the Court finds that this case mirrors the claim in Johnson v. Beard, 2008 U.S. Dist. LEXIS 113616, 2008 WL 2594034 (M.D. Pa. June 27, 2008). In that case, the prisoner raised an identical claim to that of the Plaintiff’s now before this Court. Specifically, the prisoner in Johnson alleged that “Defendants violated his due process rights by placing him in punitive segregation lock-down for at least 1090 days as punishment for the symptoms of his mental illness.” Johnson, 2008 U.S. Dist. LEXIS 113616, 2008 WL 2594034, at * 6. However, the Court found that placing a prisoner in punitive segregation, even if he suffered from a mental illness, did not constitute an atypical and significant hardship creating a liberty interest protected by the due process clause. 2008 U.S. Dist. LEXIS 113616, [WL] at * 7. In the instant case, like in Johnson, the Plaintiff contends that his placement in punitive segregation for 19 months was punishment for having a mental illness. But, such placement does not create a protected liberty interest.

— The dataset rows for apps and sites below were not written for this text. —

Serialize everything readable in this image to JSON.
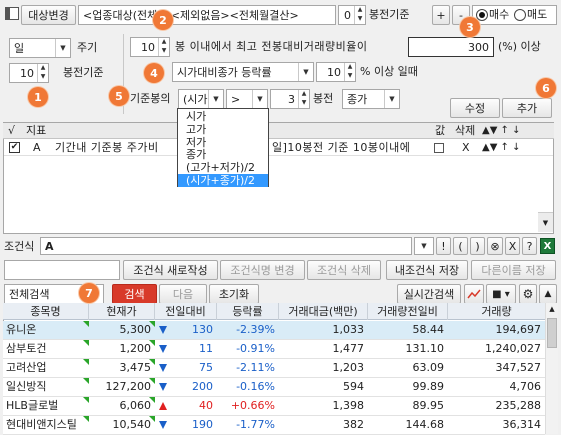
{
  "toolbar": {
    "target_change_label": "대상변경",
    "filter_text": "<업종대상(전체)><제외없음><전체월결산>",
    "bong_value": "0",
    "bong_label": "봉전기준",
    "plus_label": "+",
    "minus_label": "-",
    "buy_label": "매수",
    "sell_label": "매도",
    "side_selected": "buy"
  },
  "left_panel": {
    "period_value": "일",
    "period_label": "주기",
    "base_value": "10",
    "base_label": "봉전기준"
  },
  "condition": {
    "bong_count": "10",
    "line1_text": "봉 이내에서 최고 전봉대비거래량비율이",
    "ratio_value": "300",
    "ratio_unit": "(%) 이상",
    "compare_select": "시가대비종가 등락률",
    "pct_value": "10",
    "pct_label": "% 이상 일때",
    "base_bong_label": "기준봉의",
    "base_bong_select": "(시가",
    "op_select": ">",
    "bong_num": "3",
    "bong_suffix": "봉전",
    "price_select": "종가"
  },
  "dropdown": {
    "options": [
      "시가",
      "고가",
      "저가",
      "종가",
      "(고가+저가)/2",
      "(시가+종가)/2"
    ],
    "highlighted_index": 5
  },
  "actions": {
    "modify_label": "수정",
    "add_label": "추가"
  },
  "grid": {
    "headers": [
      "√",
      "지표",
      "값",
      "삭제"
    ],
    "row": {
      "key": "A",
      "text": "기간내 기준봉 주가비",
      "text_tail": "일]10봉전 기준 10봉이내에",
      "value_mark": "X"
    }
  },
  "formula": {
    "label": "조건식",
    "value": "A",
    "ops": [
      "!",
      "(",
      ")",
      "⊗",
      "X",
      "?"
    ]
  },
  "bottom_buttons": {
    "new_label": "조건식 새로작성",
    "rename_label": "조건식명 변경",
    "delete_label": "조건식 삭제",
    "my_save_label": "내조건식 저장",
    "save_as_label": "다른이름 저장"
  },
  "search_bar": {
    "scope_value": "전체검색",
    "search_label": "검색",
    "next_label": "다음",
    "reset_label": "초기화",
    "realtime_label": "실시간검색"
  },
  "badges": [
    "1",
    "2",
    "3",
    "4",
    "5",
    "6",
    "7"
  ],
  "results": {
    "headers": [
      "종목명",
      "현재가",
      "전일대비",
      "등락률",
      "거래대금(백만)",
      "거래량전일비",
      "거래량"
    ],
    "rows": [
      {
        "name": "유니온",
        "price": "5,300",
        "dir": "down",
        "change": "130",
        "rate": "-2.39%",
        "amount": "1,033",
        "vol_ratio": "58.44",
        "volume": "194,697"
      },
      {
        "name": "삼부토건",
        "price": "1,200",
        "dir": "down",
        "change": "11",
        "rate": "-0.91%",
        "amount": "1,477",
        "vol_ratio": "131.10",
        "volume": "1,240,027"
      },
      {
        "name": "고려산업",
        "price": "3,475",
        "dir": "down",
        "change": "75",
        "rate": "-2.11%",
        "amount": "1,203",
        "vol_ratio": "63.09",
        "volume": "347,527"
      },
      {
        "name": "일신방직",
        "price": "127,200",
        "dir": "down",
        "change": "200",
        "rate": "-0.16%",
        "amount": "594",
        "vol_ratio": "99.89",
        "volume": "4,706"
      },
      {
        "name": "HLB글로벌",
        "price": "6,060",
        "dir": "up",
        "change": "40",
        "rate": "+0.66%",
        "amount": "1,398",
        "vol_ratio": "89.95",
        "volume": "235,288"
      },
      {
        "name": "현대비앤지스틸",
        "price": "10,540",
        "dir": "down",
        "change": "190",
        "rate": "-1.77%",
        "amount": "382",
        "vol_ratio": "144.68",
        "volume": "36,314"
      }
    ]
  },
  "colors": {
    "accent_orange": "#f07836",
    "search_red": "#d83a2a",
    "up_red": "#e02020",
    "down_blue": "#1a5fc8",
    "highlight_blue": "#3399ff"
  }
}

Plaintiff has not presented any admissible evidence that his time spent in punitive segregation was so restrictive that it was atypical and significant in relation to the ordinary incidents of prison life. [Footnote4: Plaintiff contends that the restrictions of punitive segregation are more onerous than those of administrative segregation and prisoners in punitive segregation are allowed $20 dollars to purchase items from the canteen, only receive “county jail-like ‘pajama’ clothes,” receive “ninja-style soft shoes,” must use communal underwear and socks, are not allowed photographs, newspapers, and magazines, and cannot receive visits. (Pl’s Mem. in Opp’n, p. 18). However, these limitations do not give constitute a significant and atypical hardship. See Emil v. Crawford, 125 Fed.Appx. 112, 112-13 (9th Cir. 2005) (finding that the denial of canteen privileges does not trigger due process rights); Beverati v. Smith, 120 F.3d 500, 502 (4th Cir. 1997) (holding that administrative segregation for six months with vermin; human waste; flooded toilet; unbearable heat; cold food; dirty clothing, linens, and bedding; longer periods in cell; no outside recreation; no educational or religious services; and less food was not so atypical as to impose significant hardship); Ind v. Colorado Dept. of Corrs., 2011 U.S. Dist. LEXIS 151833, 2012 WL 161418 (D. Colo. Jan. 19, 2012)(restrictions on books and magazines does not violate a constitutional right); Gordon v. Downs, 175 Fed.Appx. 798, 798-99 (9th Cir. 2006)(affirming district court’s finding that suspending visitation rights without a disciplinary hearing did not create an “atypical and significant hardship in relation to the ordinary incidents of prison life”); Ware v. Morrison, 276 F.3d 385, 387 (8th Cir. 2002) (“loss of visitation privileges is within the ordinary incidents of confinement and cannot be considered an atypical and significant hardship”).]
Plaintiff has, therefore, not created a genuine issue of material fact that he has a protected liberty interest to not be placed in segregated confinement for disciplinary infractions which would give rise to a right to due process before being placed in segregation. On this claim, the Court recommends that the Defendants’ summary judgment motion be granted.
The Magistrate Judge recommendations were adopted by District Judge Donovan Frank on 3/22/2012